_Your assignment_:
Given the listing that follows, report all lines in which the string "labels" occurs.

_The records_:
========
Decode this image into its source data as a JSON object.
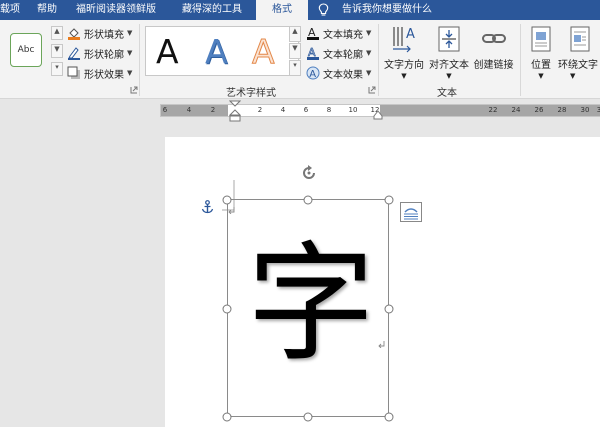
{
  "tabs": [
    {
      "label": "载项",
      "active": false
    },
    {
      "label": "帮助",
      "active": false
    },
    {
      "label": "福昕阅读器领鲜版",
      "active": false
    },
    {
      "label": "藏得深的工具",
      "active": false
    },
    {
      "label": "格式",
      "active": true
    }
  ],
  "tell_me": "告诉我你想要做什么",
  "shape_styles": {
    "sample_label": "Abc",
    "fill": "形状填充",
    "outline": "形状轮廓",
    "effects": "形状效果"
  },
  "wordart": {
    "samples": [
      {
        "letter": "A",
        "style": "plain-black"
      },
      {
        "letter": "A",
        "style": "blue-gradient"
      },
      {
        "letter": "A",
        "style": "orange-outline"
      }
    ],
    "text_fill": "文本填充",
    "text_outline": "文本轮廓",
    "text_effects": "文本效果",
    "group_label": "艺术字样式"
  },
  "text_group": {
    "direction": "文字方向",
    "align": "对齐文本",
    "link": "创建链接",
    "group_label": "文本"
  },
  "arrange": {
    "position": "位置",
    "wrap": "环绕文字"
  },
  "ruler": {
    "labels": [
      "6",
      "4",
      "2",
      "2",
      "4",
      "6",
      "8",
      "10",
      "12",
      "22",
      "24",
      "26",
      "28",
      "30",
      "3"
    ]
  },
  "document": {
    "shape_text": "字"
  },
  "colors": {
    "accent": "#2b579a",
    "ribbon": "#f3f3f3",
    "wordart_blue": "#4f7fbf",
    "wordart_orange": "#f1a672"
  },
  "icons": {
    "anchor": "anchor-icon",
    "rotate": "rotate-handle-icon",
    "layout_options": "layout-options-icon"
  }
}
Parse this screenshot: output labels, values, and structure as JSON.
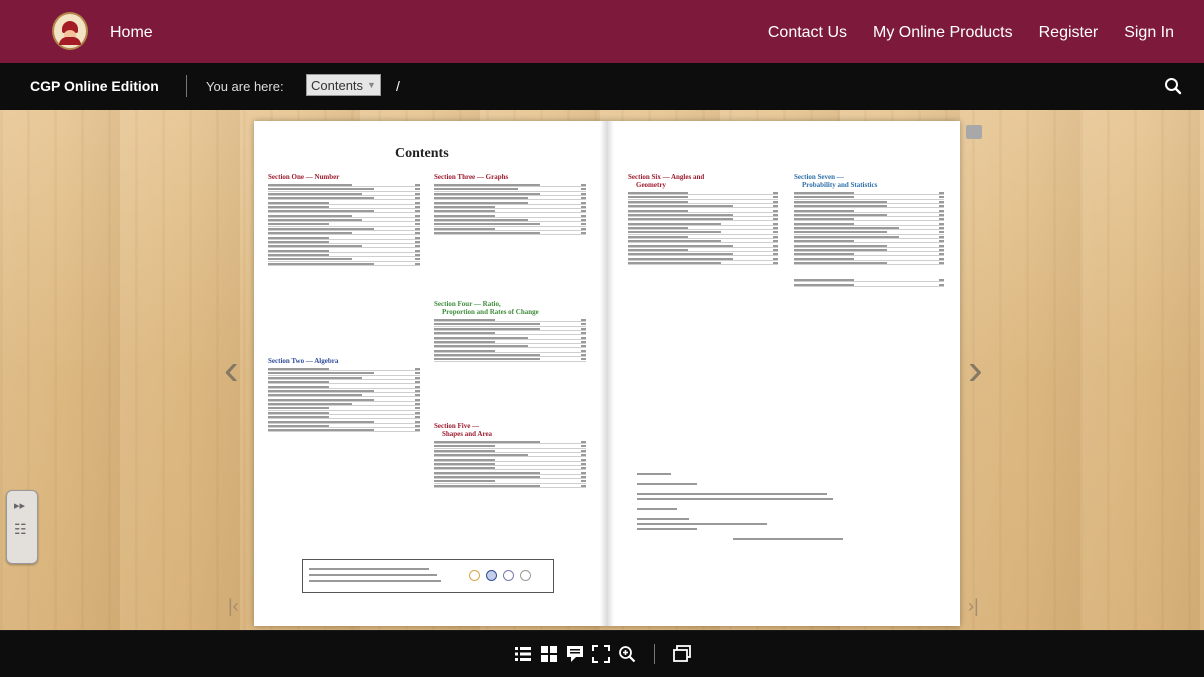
{
  "nav": {
    "home": "Home",
    "contact": "Contact Us",
    "products": "My Online Products",
    "register": "Register",
    "signin": "Sign In"
  },
  "breadcrumb": {
    "edition": "CGP Online Edition",
    "you_are_here": "You are here:",
    "current": "Contents",
    "separator": "/"
  },
  "book": {
    "contents_title": "Contents",
    "sections": [
      {
        "title_lines": [
          "Section One — Number"
        ],
        "color": "#9b1c2e"
      },
      {
        "title_lines": [
          "Section Two — Algebra"
        ],
        "color": "#2e4d9a"
      },
      {
        "title_lines": [
          "Section Three — Graphs"
        ],
        "color": "#9b1c2e"
      },
      {
        "title_lines": [
          "Section Four — Ratio,",
          "Proportion and Rates of Change"
        ],
        "color": "#3f8d3a"
      },
      {
        "title_lines": [
          "Section Five —",
          "Shapes and Area"
        ],
        "color": "#9b1c2e"
      },
      {
        "title_lines": [
          "Section Six — Angles and",
          "Geometry"
        ],
        "color": "#9b1c2e"
      },
      {
        "title_lines": [
          "Section Seven —",
          "Probability and Statistics"
        ],
        "color": "#2e6fa8"
      }
    ]
  },
  "icons": {
    "search": "search-icon",
    "prev": "chevron-left-icon",
    "next": "chevron-right-icon",
    "first": "first-page-icon",
    "last": "last-page-icon",
    "toolbar": [
      "list-icon",
      "grid-icon",
      "comment-icon",
      "fullscreen-icon",
      "zoom-in-icon",
      "slideshow-icon"
    ]
  },
  "colors": {
    "nav_bg": "#7d1a3c",
    "bar_bg": "#0d0d0d"
  }
}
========
_Task result_:
    "labels": [
Parse this screenshot: output labels, values, and structure as JSON.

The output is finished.